_EXERCISE OBJECTIVE_
Go through the material below, tally each line containing "summary", and write the tally alone.
Start of DATA SECTION
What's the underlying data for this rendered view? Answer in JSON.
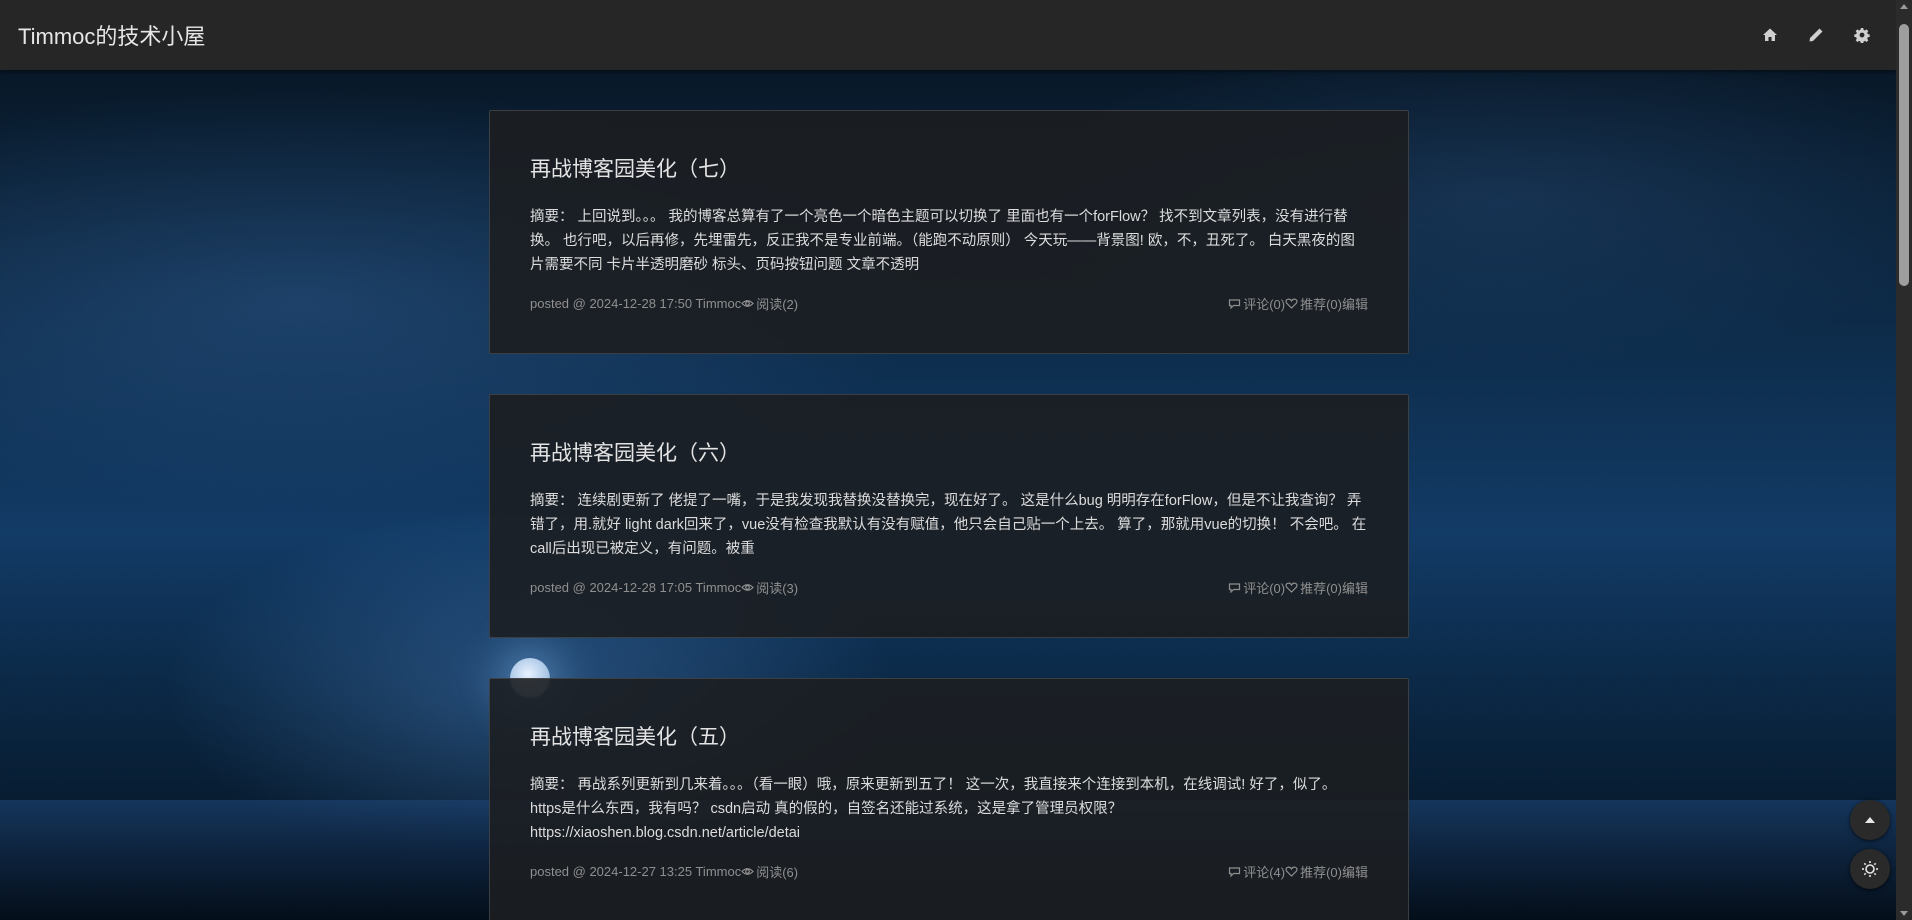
{
  "header": {
    "site_title": "Timmoc的技术小屋",
    "icons": [
      "home-icon",
      "edit-icon",
      "settings-icon"
    ]
  },
  "posts": [
    {
      "title": "再战博客园美化（七）",
      "summary": "摘要： 上回说到。。。 我的博客总算有了一个亮色一个暗色主题可以切换了 里面也有一个forFlow？ 找不到文章列表，没有进行替换。 也行吧，以后再修，先埋雷先，反正我不是专业前端。（能跑不动原则） 今天玩——背景图! 欧，不，丑死了。 白天黑夜的图片需要不同 卡片半透明磨砂 标头、页码按钮问题 文章不透明",
      "meta_posted": "posted @ 2024-12-28 17:50 Timmoc",
      "views": " 阅读(2)",
      "comments": " 评论(0)",
      "recommend": " 推荐(0)",
      "edit": "编辑"
    },
    {
      "title": "再战博客园美化（六）",
      "summary": "摘要： 连续剧更新了 佬提了一嘴，于是我发现我替换没替换完，现在好了。 这是什么bug 明明存在forFlow，但是不让我查询？ 弄错了，用.就好 light dark回来了，vue没有检查我默认有没有赋值，他只会自己贴一个上去。 算了，那就用vue的切换！ 不会吧。 在call后出现已被定义，有问题。被重",
      "meta_posted": "posted @ 2024-12-28 17:05 Timmoc",
      "views": " 阅读(3)",
      "comments": " 评论(0)",
      "recommend": " 推荐(0)",
      "edit": "编辑"
    },
    {
      "title": "再战博客园美化（五）",
      "summary": "摘要： 再战系列更新到几来着。。。（看一眼）哦，原来更新到五了！ 这一次，我直接来个连接到本机，在线调试! 好了，似了。 https是什么东西，我有吗？ csdn启动 真的假的，自签名还能过系统，这是拿了管理员权限？ https://xiaoshen.blog.csdn.net/article/detai",
      "meta_posted": "posted @ 2024-12-27 13:25 Timmoc",
      "views": " 阅读(6)",
      "comments": " 评论(4)",
      "recommend": " 推荐(0)",
      "edit": "编辑"
    }
  ],
  "floating": {
    "icons": [
      "back-to-top-icon",
      "theme-toggle-icon"
    ]
  },
  "colors": {
    "header_bg": "#262626",
    "card_bg": "#1c1e21",
    "text": "#dcdcdc",
    "meta": "#8f8f8f"
  }
}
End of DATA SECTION
_ANSWER_
3